One thing is certain, COVID-19 is changing the way people and organisations are working. Flexible working is normal, home working is not the taboo it once was and zoom is the new water cooler hangout space.
But one thing which hasn’t been ironed out yet is how do Leaders and HR people ‘HR’ when working remotely? How do you conduct a redundancy consultation by zoom? How do you do a disciplinary? How can you make adjustments and still be legally compliant? Well, based on our experience of working with customers during this period we wanted to share our top 3 tips to remote consultation:
- Still offering the right Representation – despite the meeting being remote, if it’s a disciplinary/ grievance hearing or a consultation meeting, the employee still has the right to be accompanied by a colleague or trade union representative. So, whether it’s on zoom, skype or a conference call, you need to offer the right and make the details available to who ever else may need to join.
- Preparing the employee and the environment – Imagine this, you’re in a formal hearing, then all of a sudden….a delivery at the door, a dog starts barking or even better, a partner starts to join in, sound familiar? Well, it happens, but you can do some things to manage this, our advice is….
- Allow more time and accept some interruption – meetings are inherently less efficient at the moment, being flexible and scheduling a bit longer than you would normally is going to be less stressful for everyone.
- Ask your employee the best time for a meeting and be flexible – your people have a routine by now, they know when the baby is likely to be asleep and when they are less likely to be distracted. If you work around them it makes for much more productive meetings, and your people will appreciate it.
- Prepare them for the meeting – your employee should know the purpose of the meeting and the potential outcome. You should also ask them to get themselves in a place where they are free from interruption (where possible),
- Know when to bail – ultimately if interruptions are proving a nightmare, sometimes it’s better to bail and rearrange than persevere. This might not feel like the most natural thing to do, but sometimes it’s best. For example, if the internet keeps dropping, maybe a conference call is best, if the partner keeps contributing to the meeting (albeit they shouldn’t be part of it), adjourning might be a good way to resolve any conflict or tension. Just be sure to have a note of where you stopped so you remember where to start again.

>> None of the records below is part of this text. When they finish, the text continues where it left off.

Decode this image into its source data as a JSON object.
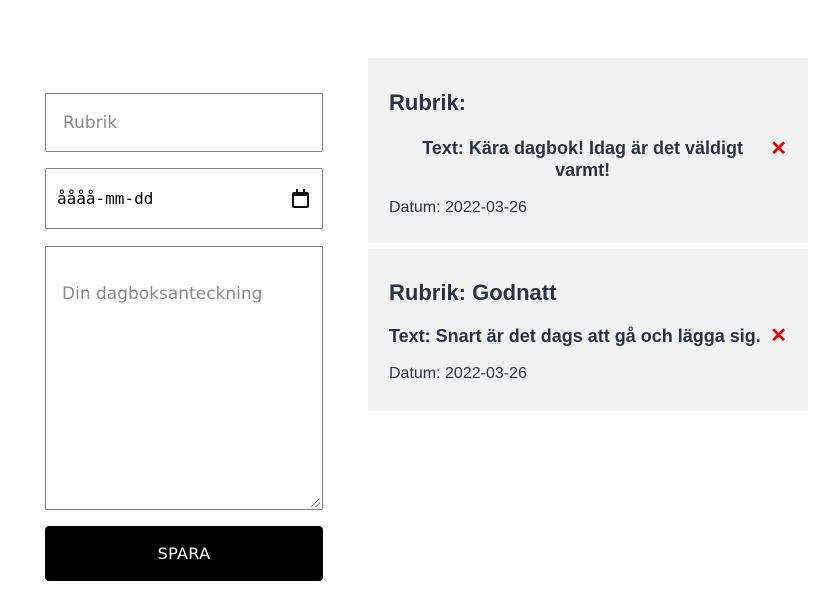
{
  "form": {
    "title_placeholder": "Rubrik",
    "date_placeholder": "åååå-mm-dd",
    "text_placeholder": "Din dagboksanteckning",
    "save_label": "SPARA"
  },
  "entries": [
    {
      "title": "Rubrik:",
      "text": "Text: Kära dagbok! Idag är det väldigt varmt!",
      "date": "Datum: 2022-03-26",
      "delete": "✕"
    },
    {
      "title": "Rubrik: Godnatt",
      "text": "Text: Snart är det dags att gå och lägga sig.",
      "date": "Datum: 2022-03-26",
      "delete": "✕"
    }
  ],
  "colors": {
    "accent_delete": "#e60000",
    "button_bg": "#000000",
    "card_bg": "#f2f2f2"
  }
}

- Recording the meeting vs taking notes – let’s innovate – it’s not news to anyone that a formal record needs to be made of consultation meetings or hearings. But actually, here’s an opportunity to innovate! Rather than giving the note taker cramp trying to type minutes like usual, why not just record the zoom meeting and make that recording available to all attendees? It not only saves a lot of time, but finally all of that pain around how ‘verbatim’ the minutes are finally goes away. Now if you’re going to do this there are few things you need to think about….
- a) consent….this is one of the reasons HR professionals don’t take or allow recording devices into a hearing…so, we’d advise the chair of the meeting makes it clear at the start of the meeting that it’s being recorded, and asks all parties to confirm they are happy with this.
- b) making the recording available. If you ever end up in tribunal, the recording needs to be easy to play whether or not you have a zoom licence. So, the chair of the meeting must save the video in a format which can easily be put on a USB stick to give to the employee, any meeting attendees and of course the tribunal office itself.
- c) If you run into issues sometimes a lawyer may advise you to get a transcript of a recording for a tribunal. If that’s the case, you have a perfect recording which you can type up.
We hope you find these tips useful….we’re going to keep adding to these as we learn so watch this space….also, if you’d like to find out more right away we’re currently scheduling webinars where we share our experience on virtual consultation in more detail. If you’re interested in attending one of these please contact me at firstname.lastname@example.org.